When Julian Newbauer Sr. opened Kirk Jewelers in Miami in 1947, he launched a 68-year-long family legacy that would grow into one of the city's most successful independent businesses.
Allison Newbauer Strongin and Jeffrey Newbauer are the third generation to helm Kirk Jewelers in Miami. INSET, BELOW: Julian Newbauer Sr., aka “Mr. Kirk.”
Like its inventory, Kirk Jewelers is a rarity. As a third-generation, family-owned luxury jewelry store located in the heart of Downtown Miami’s jewelry district, Kirk was launched in 1947 when a young and energetic Julian Newbauer Sr. decided to expand his family’s diamond wholesale business from New York City to Miami after World War II, when massive amounts of people and businesses were moving here to seek opportunity and a better life. Today, the boutique is Downtown Miami’s oldest and only independent authorized dealer of coveted brands like Patek Philippe and Rolex—which is exactly why owners Jeffrey Newbauer and Allison Newbauer Strongin, grandchildren of founder Julian Sr. (aka “Mr. Kirk”), take such pride in their current roles. Ocean Drive sat down with the brother and sister, who took over the company from their father, Julian Jr., 10 years ago to talk jewelry, Miami, and the family business.
What was it like growing up in a jewelry store? Allison Newbauer Strongin: I remember playing cops and robbers. There were bars in the back, so we’d play like we were in a jail cell. Jeffrey Newbauer: I always enjoyed sitting at the watchmakers counter and disassembling the old watches. It would drive [my father] crazy because [my family] are extremely organized people.
Did you both always know you wanted to take over the family business? JN: We grew up in the business, but we were never really drawn to it. After college, we did our own thing for a while. ANS: Then we realized we both always loved jewelry, and we felt like it was something we could do well together. JN: Just the thought that a family business like this could end…. With such a great opportunity before us, we decided to take over.
What is the dynamic between the two of you? ANS: It’s always challenging working with family, but for us, it’s about choosing a role. Luckily, we have different skill sets, so we complement each other. JN: And we both try to be considerate of business decisions and how they affect the other.
How would you describe your roles? JN: I’m more on the showroom floor dealing with clients. ANS: I handle a lot of the back end, working with the merchants, the business side of the inventory, the marketing and advertising.
What did you learn most from your father and grandfather? ANS: [To value] relationships with the customer. We can push to get an item out of our showcase, and the person will leave and never come back, or we can sell them the right thing and have them come back over and over. JN: It’s like a friendship with the clients. The reason our father was successful is because people came to him without getting that hard sell.
“We realized we both always loved jewelry and felt like [running the family business] was something we could do well together,” says Allison Newbauer Strongin, here with her brother, Jeffrey Newbauer
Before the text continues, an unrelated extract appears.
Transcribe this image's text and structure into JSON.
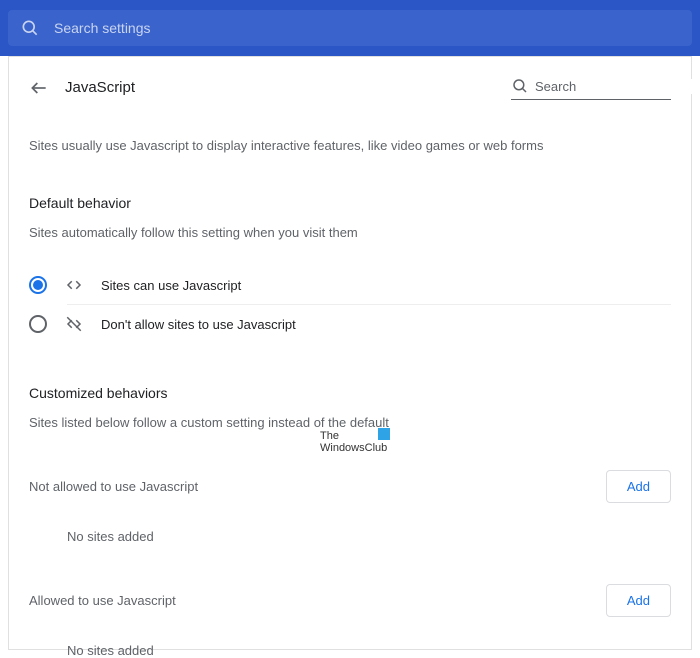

And those relationships benefit the client as well, right? JN: Yes. We have rare, rare watches, and in order to purchase the watches with a warranty through an authorized dealer, a lot of times there is a waiting period. A watch like a Patek Philippe is a great example. ANS: They’re really only going to be sent out for a specific customer, so that’s where it’s important to establish the relationship with your dealer. JN: That brand, in particular, is owned by a father and son, and to them, the [watches] are like their babies, their pieces of art. They do care whose wrist they end up on.
How has the clientele changed since your father and grandfather were in charge? JN: We have a lot more international clientele than I think our grandfather did. ANS: We have a huge reputation in South America. A friend of mine is a realtor here, and she went home to Brazil for a party and said that five people were wearing Rolexes they had bought at our store.
How do you stand out Downtown? JN: For us, it was really important to have the Fifth Avenue feel. Our boutique goes with the product; it’s in line with the luxury level of the product. ANS: If somebody was drawn to Downtown because they heard it was a big diamond or watch area, and they find our store, they’re stuck with us for life. [Laughs] 142 E. Flagler St., Miami, 305-371-1321